*HOW TO COMPLETE THIS TASK*
Search the entries for the word "address". Copy every line where it turns up.
-.-.-
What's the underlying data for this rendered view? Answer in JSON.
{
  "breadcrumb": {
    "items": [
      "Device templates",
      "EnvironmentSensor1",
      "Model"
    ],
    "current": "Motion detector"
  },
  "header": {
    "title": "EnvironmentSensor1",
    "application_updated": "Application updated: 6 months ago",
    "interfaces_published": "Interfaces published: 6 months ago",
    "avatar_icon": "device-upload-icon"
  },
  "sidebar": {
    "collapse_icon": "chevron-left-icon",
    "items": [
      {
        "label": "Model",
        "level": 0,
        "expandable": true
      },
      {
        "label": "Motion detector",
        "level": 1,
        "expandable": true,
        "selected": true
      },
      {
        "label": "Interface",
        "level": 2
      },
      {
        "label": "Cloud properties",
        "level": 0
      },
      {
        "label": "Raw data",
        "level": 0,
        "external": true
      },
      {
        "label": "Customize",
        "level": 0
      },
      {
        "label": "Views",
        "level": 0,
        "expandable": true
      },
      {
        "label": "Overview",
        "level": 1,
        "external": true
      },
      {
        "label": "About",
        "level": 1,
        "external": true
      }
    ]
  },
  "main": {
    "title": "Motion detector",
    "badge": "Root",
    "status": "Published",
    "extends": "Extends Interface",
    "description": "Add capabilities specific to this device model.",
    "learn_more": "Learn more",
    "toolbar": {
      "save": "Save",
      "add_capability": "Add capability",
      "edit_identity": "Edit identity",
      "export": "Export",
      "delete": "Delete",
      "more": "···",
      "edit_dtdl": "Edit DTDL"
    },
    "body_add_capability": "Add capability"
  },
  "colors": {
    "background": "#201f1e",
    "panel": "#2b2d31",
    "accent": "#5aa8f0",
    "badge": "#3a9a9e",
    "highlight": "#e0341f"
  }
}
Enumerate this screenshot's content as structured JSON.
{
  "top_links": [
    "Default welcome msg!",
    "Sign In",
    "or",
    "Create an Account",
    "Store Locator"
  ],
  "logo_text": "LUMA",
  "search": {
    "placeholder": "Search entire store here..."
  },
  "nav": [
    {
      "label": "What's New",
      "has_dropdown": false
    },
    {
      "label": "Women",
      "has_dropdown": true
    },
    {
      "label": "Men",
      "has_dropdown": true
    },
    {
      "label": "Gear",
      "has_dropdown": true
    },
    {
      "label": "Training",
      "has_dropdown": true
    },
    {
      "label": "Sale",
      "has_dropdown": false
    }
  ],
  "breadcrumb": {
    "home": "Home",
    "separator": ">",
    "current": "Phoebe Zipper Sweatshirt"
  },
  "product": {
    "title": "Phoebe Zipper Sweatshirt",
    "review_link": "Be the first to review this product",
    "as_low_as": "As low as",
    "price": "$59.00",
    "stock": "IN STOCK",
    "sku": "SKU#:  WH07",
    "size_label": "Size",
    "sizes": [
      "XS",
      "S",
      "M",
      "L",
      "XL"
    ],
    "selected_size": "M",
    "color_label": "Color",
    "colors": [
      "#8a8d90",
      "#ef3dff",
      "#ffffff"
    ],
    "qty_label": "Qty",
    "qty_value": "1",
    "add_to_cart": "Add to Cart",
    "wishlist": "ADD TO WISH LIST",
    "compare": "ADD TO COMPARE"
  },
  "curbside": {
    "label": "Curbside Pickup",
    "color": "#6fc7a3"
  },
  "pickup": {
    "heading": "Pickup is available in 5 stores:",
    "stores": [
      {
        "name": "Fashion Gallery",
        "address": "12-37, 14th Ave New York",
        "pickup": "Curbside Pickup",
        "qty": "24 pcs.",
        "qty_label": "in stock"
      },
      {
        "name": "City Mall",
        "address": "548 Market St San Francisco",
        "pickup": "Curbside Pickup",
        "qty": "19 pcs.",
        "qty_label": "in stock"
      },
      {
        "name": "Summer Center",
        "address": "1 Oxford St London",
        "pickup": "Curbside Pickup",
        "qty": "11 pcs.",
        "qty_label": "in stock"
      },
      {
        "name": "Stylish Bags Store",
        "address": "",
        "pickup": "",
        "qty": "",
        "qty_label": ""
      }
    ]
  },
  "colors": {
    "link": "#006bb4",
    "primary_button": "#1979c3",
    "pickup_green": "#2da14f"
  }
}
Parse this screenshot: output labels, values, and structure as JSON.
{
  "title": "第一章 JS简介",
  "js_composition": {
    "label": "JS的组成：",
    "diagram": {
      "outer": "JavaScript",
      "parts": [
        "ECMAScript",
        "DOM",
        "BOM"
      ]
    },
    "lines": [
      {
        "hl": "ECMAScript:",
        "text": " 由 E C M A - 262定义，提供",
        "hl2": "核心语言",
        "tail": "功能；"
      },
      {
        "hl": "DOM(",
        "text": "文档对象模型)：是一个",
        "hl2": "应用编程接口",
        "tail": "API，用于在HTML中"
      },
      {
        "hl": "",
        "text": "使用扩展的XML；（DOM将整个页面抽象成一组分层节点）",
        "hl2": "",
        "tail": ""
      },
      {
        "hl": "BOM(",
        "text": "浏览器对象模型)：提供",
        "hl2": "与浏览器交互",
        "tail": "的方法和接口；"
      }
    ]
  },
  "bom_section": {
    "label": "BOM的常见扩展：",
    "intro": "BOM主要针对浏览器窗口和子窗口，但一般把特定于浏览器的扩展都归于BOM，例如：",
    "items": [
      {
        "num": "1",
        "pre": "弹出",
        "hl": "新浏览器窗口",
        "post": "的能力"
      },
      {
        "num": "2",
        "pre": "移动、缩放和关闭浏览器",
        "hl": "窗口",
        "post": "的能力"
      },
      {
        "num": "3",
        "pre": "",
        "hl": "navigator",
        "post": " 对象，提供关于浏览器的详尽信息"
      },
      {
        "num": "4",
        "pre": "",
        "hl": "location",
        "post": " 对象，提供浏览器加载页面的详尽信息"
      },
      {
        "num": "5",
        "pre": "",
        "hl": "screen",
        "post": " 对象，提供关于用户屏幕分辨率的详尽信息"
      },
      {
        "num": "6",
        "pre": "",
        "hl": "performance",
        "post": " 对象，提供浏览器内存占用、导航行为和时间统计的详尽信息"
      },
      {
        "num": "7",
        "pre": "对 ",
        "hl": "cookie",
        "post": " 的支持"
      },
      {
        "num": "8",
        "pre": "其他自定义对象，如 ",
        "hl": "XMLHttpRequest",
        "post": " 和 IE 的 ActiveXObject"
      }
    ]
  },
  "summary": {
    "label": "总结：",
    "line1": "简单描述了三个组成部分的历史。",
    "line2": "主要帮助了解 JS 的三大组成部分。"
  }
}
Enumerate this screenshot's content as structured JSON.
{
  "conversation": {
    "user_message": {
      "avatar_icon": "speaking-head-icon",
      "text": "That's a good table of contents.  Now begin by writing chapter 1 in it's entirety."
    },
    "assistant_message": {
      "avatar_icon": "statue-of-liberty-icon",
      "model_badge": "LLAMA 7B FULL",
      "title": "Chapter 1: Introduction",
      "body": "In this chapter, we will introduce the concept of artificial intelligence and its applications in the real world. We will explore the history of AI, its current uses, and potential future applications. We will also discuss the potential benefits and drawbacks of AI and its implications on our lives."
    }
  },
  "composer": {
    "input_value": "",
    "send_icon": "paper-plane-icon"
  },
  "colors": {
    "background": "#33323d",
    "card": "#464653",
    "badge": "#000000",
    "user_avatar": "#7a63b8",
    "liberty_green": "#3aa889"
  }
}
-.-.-
*WORKED SOLUTION*
        "address": "12-37, 14th Ave New York",
        "address": "548 Market St San Francisco",
        "address": "1 Oxford St London",
        "address": "",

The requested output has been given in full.